#### [TASK INPUTS]
◆ ◆ ◆ ◆ ◆

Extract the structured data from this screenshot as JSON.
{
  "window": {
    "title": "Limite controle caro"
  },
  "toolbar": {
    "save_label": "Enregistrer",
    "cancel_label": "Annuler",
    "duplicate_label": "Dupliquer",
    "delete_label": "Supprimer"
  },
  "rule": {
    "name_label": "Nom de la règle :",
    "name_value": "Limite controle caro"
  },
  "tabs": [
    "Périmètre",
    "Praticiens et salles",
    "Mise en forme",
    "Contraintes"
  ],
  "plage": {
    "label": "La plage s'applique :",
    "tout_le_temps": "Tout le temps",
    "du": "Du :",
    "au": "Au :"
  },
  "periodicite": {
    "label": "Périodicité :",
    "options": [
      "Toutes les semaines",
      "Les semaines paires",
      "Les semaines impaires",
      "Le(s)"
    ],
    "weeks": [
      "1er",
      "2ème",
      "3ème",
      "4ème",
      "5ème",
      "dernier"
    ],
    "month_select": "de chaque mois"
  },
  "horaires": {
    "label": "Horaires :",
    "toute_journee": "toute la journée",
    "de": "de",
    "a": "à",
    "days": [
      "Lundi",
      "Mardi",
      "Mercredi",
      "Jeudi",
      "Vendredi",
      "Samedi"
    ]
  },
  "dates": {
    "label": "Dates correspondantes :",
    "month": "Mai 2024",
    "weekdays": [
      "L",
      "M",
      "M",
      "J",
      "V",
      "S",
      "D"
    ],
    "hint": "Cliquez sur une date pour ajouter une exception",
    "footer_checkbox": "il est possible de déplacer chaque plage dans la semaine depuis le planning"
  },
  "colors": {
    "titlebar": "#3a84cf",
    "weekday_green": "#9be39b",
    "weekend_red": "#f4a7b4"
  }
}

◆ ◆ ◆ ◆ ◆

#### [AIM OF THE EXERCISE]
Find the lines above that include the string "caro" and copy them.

#### [REPLY]
    "title": "Limite controle caro"
    "name_value": "Limite controle caro"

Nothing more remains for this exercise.